══ TASK INPUT
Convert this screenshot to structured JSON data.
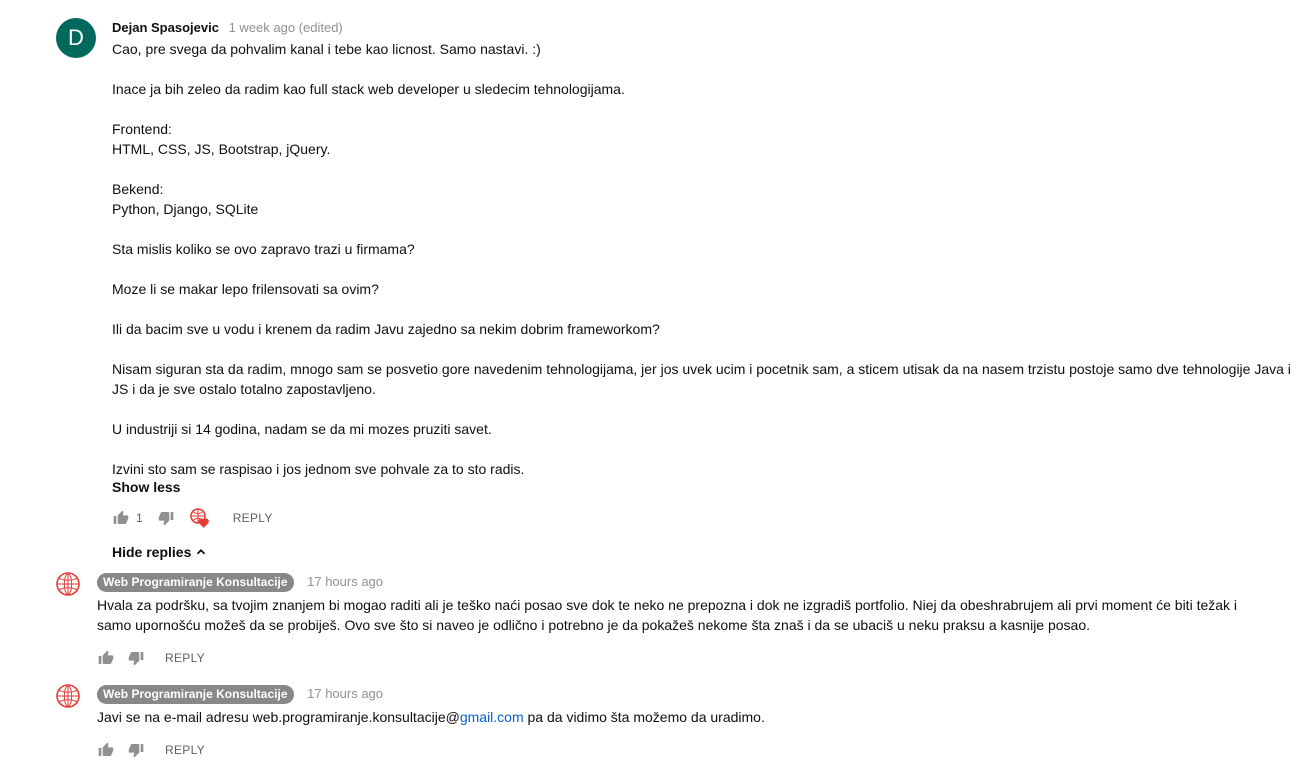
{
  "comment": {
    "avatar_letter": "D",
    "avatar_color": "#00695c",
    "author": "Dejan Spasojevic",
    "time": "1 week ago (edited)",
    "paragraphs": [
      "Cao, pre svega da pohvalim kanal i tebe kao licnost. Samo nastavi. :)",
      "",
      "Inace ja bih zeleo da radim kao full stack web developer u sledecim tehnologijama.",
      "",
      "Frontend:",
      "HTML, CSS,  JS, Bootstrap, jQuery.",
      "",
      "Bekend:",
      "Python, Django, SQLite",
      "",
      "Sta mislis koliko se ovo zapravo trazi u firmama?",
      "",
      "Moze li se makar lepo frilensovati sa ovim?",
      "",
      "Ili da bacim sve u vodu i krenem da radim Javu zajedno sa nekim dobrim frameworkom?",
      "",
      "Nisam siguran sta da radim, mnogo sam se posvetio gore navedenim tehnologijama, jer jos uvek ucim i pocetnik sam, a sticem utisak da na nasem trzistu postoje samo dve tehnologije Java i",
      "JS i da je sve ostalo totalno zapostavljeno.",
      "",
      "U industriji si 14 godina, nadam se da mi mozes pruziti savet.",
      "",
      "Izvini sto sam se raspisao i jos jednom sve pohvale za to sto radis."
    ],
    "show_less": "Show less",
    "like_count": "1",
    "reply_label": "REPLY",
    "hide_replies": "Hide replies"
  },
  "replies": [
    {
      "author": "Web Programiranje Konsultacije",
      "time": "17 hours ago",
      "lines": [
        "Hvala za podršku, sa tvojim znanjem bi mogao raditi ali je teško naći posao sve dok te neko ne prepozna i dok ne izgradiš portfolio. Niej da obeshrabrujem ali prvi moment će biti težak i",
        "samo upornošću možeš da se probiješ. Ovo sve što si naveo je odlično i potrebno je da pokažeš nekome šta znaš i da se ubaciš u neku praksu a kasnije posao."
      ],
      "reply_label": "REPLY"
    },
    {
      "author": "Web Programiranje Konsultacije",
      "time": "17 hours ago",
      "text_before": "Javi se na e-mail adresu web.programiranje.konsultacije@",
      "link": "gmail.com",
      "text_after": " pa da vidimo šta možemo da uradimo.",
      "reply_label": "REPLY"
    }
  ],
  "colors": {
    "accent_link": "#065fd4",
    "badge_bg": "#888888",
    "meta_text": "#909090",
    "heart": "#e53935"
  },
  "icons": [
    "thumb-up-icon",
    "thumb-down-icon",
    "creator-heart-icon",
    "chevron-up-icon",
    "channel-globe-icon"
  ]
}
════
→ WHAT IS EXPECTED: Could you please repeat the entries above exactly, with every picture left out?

→ EXPECTED ANSWER:
Convert this screenshot to structured JSON data.
{
  "comment": {
    "avatar_letter": "D",
    "avatar_color": "#00695c",
    "author": "Dejan Spasojevic",
    "time": "1 week ago (edited)",
    "paragraphs": [
      "Cao, pre svega da pohvalim kanal i tebe kao licnost. Samo nastavi. :)",
      "",
      "Inace ja bih zeleo da radim kao full stack web developer u sledecim tehnologijama.",
      "",
      "Frontend:",
      "HTML, CSS,  JS, Bootstrap, jQuery.",
      "",
      "Bekend:",
      "Python, Django, SQLite",
      "",
      "Sta mislis koliko se ovo zapravo trazi u firmama?",
      "",
      "Moze li se makar lepo frilensovati sa ovim?",
      "",
      "Ili da bacim sve u vodu i krenem da radim Javu zajedno sa nekim dobrim frameworkom?",
      "",
      "Nisam siguran sta da radim, mnogo sam se posvetio gore navedenim tehnologijama, jer jos uvek ucim i pocetnik sam, a sticem utisak da na nasem trzistu postoje samo dve tehnologije Java i",
      "JS i da je sve ostalo totalno zapostavljeno.",
      "",
      "U industriji si 14 godina, nadam se da mi mozes pruziti savet.",
      "",
      "Izvini sto sam se raspisao i jos jednom sve pohvale za to sto radis."
    ],
    "show_less": "Show less",
    "like_count": "1",
    "reply_label": "REPLY",
    "hide_replies": "Hide replies"
  },
  "replies": [
    {
      "author": "Web Programiranje Konsultacije",
      "time": "17 hours ago",
      "lines": [
        "Hvala za podršku, sa tvojim znanjem bi mogao raditi ali je teško naći posao sve dok te neko ne prepozna i dok ne izgradiš portfolio. Niej da obeshrabrujem ali prvi moment će biti težak i",
        "samo upornošću možeš da se probiješ. Ovo sve što si naveo je odlično i potrebno je da pokažeš nekome šta znaš i da se ubaciš u neku praksu a kasnije posao."
      ],
      "reply_label": "REPLY"
    },
    {
      "author": "Web Programiranje Konsultacije",
      "time": "17 hours ago",
      "text_before": "Javi se na e-mail adresu web.programiranje.konsultacije@",
      "link": "gmail.com",
      "text_after": " pa da vidimo šta možemo da uradimo.",
      "reply_label": "REPLY"
    }
  ],
  "colors": {
    "accent_link": "#065fd4",
    "badge_bg": "#888888",
    "meta_text": "#909090",
    "heart": "#e53935"
  },
  "icons": [
    "thumb-up-icon",
    "thumb-down-icon",
    "creator-heart-icon",
    "chevron-up-icon",
    "channel-globe-icon"
  ]
}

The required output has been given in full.